It's so simple to be wise.  Just think of something stupid to say, and then don't say it.     Sam Levenson (1911-1980)

Friday, August 1, 2008

The Fear of LImited Energy, Part 2

Last night I dropped in on a local dance class for the second week in a row (I'm on vacation in California). Like last week, the group was pretty clearly divided:

25% The junior high dancing set (girls who basically live in the dance studio and take ten classes a week in every modality, from ballet to hip-hop);

60% The late teen/early 20's set, who take dancing seriously but it's not necessarily their primary occupation;

15% The rest of us, i.e. women in our mid-30's who already have a life (husband, kids, career) and are squeezing this class into whatever free time and brain space we can find. (OK, so right now, on vacation, finding the time is less of an issue. The brain space, however...).

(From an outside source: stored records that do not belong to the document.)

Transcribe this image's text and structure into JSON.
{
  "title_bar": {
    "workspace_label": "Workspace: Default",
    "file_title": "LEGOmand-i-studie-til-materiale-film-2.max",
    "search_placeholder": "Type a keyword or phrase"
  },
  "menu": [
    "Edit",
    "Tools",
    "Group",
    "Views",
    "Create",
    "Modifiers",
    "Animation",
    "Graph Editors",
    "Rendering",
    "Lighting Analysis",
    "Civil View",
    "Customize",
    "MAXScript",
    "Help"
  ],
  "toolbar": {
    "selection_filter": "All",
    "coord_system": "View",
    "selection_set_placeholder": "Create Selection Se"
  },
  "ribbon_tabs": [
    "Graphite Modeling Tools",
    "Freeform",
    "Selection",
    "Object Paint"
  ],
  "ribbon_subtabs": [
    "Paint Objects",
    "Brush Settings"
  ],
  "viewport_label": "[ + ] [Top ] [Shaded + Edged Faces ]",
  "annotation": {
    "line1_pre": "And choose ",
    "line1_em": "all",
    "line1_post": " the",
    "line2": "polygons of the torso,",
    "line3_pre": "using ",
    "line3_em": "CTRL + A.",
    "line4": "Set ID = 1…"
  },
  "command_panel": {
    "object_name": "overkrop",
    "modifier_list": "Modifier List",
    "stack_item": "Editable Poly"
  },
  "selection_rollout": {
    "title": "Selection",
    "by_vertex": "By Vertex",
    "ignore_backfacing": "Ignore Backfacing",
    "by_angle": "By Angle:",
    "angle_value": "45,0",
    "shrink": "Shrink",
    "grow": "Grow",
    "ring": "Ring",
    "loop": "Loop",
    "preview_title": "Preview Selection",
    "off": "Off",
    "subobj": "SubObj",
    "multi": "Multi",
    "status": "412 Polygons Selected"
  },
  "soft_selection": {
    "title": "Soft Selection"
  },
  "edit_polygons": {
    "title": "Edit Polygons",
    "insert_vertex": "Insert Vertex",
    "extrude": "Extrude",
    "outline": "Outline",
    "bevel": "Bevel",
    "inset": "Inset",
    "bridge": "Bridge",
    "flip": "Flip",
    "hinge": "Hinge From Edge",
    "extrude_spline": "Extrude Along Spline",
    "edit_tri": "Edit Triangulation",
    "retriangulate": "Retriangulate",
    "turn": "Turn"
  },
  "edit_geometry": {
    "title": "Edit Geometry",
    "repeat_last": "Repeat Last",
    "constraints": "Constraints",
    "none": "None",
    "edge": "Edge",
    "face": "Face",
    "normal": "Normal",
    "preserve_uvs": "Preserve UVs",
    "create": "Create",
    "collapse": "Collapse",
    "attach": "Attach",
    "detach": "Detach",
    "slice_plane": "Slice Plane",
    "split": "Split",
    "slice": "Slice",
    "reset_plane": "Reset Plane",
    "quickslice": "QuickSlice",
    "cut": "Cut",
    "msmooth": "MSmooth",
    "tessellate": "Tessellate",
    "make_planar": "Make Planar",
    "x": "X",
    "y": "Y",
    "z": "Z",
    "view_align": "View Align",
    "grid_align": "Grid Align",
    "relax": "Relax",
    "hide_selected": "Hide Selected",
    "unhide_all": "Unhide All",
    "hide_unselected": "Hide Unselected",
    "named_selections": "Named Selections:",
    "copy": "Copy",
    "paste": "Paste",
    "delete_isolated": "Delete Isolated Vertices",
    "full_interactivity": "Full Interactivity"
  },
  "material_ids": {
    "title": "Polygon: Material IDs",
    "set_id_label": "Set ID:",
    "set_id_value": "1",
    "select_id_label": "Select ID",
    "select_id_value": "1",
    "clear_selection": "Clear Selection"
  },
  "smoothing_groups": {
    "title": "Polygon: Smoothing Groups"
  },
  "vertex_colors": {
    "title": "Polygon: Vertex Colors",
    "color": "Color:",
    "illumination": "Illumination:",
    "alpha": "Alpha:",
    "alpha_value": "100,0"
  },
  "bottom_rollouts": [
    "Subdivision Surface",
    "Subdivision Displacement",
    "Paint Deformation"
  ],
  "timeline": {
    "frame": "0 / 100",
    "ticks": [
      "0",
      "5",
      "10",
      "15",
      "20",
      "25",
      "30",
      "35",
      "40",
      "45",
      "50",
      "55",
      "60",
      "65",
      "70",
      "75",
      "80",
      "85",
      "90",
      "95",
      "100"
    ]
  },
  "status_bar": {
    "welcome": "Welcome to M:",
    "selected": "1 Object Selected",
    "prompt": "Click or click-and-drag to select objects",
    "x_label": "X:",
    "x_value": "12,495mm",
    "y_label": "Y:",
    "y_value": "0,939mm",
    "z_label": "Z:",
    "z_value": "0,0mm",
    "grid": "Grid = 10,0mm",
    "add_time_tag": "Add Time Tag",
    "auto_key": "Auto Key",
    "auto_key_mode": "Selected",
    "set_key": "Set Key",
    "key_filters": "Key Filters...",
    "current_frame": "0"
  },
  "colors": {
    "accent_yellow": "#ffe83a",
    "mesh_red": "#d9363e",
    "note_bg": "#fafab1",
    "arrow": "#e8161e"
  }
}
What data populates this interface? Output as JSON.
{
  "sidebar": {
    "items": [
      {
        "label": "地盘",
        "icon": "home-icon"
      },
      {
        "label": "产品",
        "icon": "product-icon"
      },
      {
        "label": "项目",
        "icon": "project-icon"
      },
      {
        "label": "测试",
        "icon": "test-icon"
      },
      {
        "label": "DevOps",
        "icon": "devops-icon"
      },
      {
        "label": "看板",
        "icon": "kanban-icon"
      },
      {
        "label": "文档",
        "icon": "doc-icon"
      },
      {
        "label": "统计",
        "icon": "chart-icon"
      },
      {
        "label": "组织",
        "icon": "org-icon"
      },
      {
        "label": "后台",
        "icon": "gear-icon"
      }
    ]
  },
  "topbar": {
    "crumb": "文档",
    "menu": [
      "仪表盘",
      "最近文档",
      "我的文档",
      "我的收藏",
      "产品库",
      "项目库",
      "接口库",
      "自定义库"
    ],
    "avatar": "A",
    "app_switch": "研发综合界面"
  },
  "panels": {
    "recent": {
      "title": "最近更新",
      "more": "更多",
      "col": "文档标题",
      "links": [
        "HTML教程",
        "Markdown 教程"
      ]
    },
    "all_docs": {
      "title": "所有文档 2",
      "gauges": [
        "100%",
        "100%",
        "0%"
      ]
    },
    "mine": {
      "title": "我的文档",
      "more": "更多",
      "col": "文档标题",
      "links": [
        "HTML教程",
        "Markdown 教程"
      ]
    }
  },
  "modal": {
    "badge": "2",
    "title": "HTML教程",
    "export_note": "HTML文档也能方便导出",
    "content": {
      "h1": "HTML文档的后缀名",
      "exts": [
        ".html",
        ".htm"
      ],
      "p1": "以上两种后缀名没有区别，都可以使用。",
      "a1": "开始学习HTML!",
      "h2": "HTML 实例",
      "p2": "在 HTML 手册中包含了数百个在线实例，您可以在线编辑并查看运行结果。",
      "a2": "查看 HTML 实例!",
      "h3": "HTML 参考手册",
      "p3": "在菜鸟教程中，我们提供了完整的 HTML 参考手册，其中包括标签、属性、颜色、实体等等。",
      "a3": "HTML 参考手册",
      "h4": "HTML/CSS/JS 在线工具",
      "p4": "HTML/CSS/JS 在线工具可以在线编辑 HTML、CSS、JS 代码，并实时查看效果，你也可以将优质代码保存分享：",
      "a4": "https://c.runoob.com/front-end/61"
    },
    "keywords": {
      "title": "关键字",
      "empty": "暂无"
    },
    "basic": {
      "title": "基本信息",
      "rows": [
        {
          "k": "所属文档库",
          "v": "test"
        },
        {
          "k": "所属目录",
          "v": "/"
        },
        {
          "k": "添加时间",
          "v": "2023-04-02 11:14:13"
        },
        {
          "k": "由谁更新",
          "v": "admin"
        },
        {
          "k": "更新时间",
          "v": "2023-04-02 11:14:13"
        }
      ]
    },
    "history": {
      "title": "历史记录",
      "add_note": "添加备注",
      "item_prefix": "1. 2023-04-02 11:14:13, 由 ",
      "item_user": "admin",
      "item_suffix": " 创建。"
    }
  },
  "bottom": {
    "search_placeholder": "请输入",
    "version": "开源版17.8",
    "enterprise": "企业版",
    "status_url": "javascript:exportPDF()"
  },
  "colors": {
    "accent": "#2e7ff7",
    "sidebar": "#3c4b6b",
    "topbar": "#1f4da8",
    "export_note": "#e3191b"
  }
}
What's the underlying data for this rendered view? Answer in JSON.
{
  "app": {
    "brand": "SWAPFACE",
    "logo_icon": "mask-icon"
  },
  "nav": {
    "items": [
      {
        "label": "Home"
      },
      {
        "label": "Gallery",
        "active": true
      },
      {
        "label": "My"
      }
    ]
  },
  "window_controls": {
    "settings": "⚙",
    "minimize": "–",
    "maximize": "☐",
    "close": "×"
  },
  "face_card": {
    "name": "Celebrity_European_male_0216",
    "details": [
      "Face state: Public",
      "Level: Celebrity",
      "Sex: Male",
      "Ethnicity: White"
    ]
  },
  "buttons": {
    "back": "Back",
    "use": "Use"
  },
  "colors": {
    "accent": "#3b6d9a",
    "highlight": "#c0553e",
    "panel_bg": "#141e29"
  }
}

At the end of class, I casually asked the teacher if the entire class structure would be based on learning routines, since, as I put it, "some of us are a bit older, with a few kids, and we no longer have the brain space to simultaneously learn a routine and concentrate on perfecting our steps."

Last week, three of us were eyeing each other throughout the class, sweating and half-smiling while desperately trying to keep up with the routine, as the instructor piled one move on top of the next. This week, before we even walked in the studio door, we stopped to exchange greetings and mutual support.

One, a mother and physician of internal medicine, put it to me: Between work, kids, and everything else, don't you feel like you can barely fit it all in? These kids in the class, they don't do all of that; they have plenty of brain space left for this.

I smiled in agreement. When we're learning a routine, I told her, I just can't remember what comes next. It's as though I've lost the ability to move the information from one side of my brain to the other. We entered the class together with another 30-something, our newly-formed comraderie boosting our spirits, and our efforts.

I think it worked -- we all seemed to remember the steps much better than last week. Of course, by the time I'd gotten home half an hour later, all was forgotten. Oh well... 'til next week.

(Anyone else out there feel you're losing brain cells as time goes by?)

Keep the balance,



muse said...

Brain cells? What brain?
Actually, if it's the same music every time, your body picks it up more easily.
When I learned/taught Israeli folk dance, we'd sing the steps instead of the song's words. Sure helps.

A Living Nadneyda said...

Actually, we only work on a routine for two weeks, then we switch. And we don't know what the music is going to be until we start learning the routine. So we don't have a lot of time to get used to it. But generally speaking, you're right. Practice also helps, but for that you have to be able to remember the steps in the first place.... acck.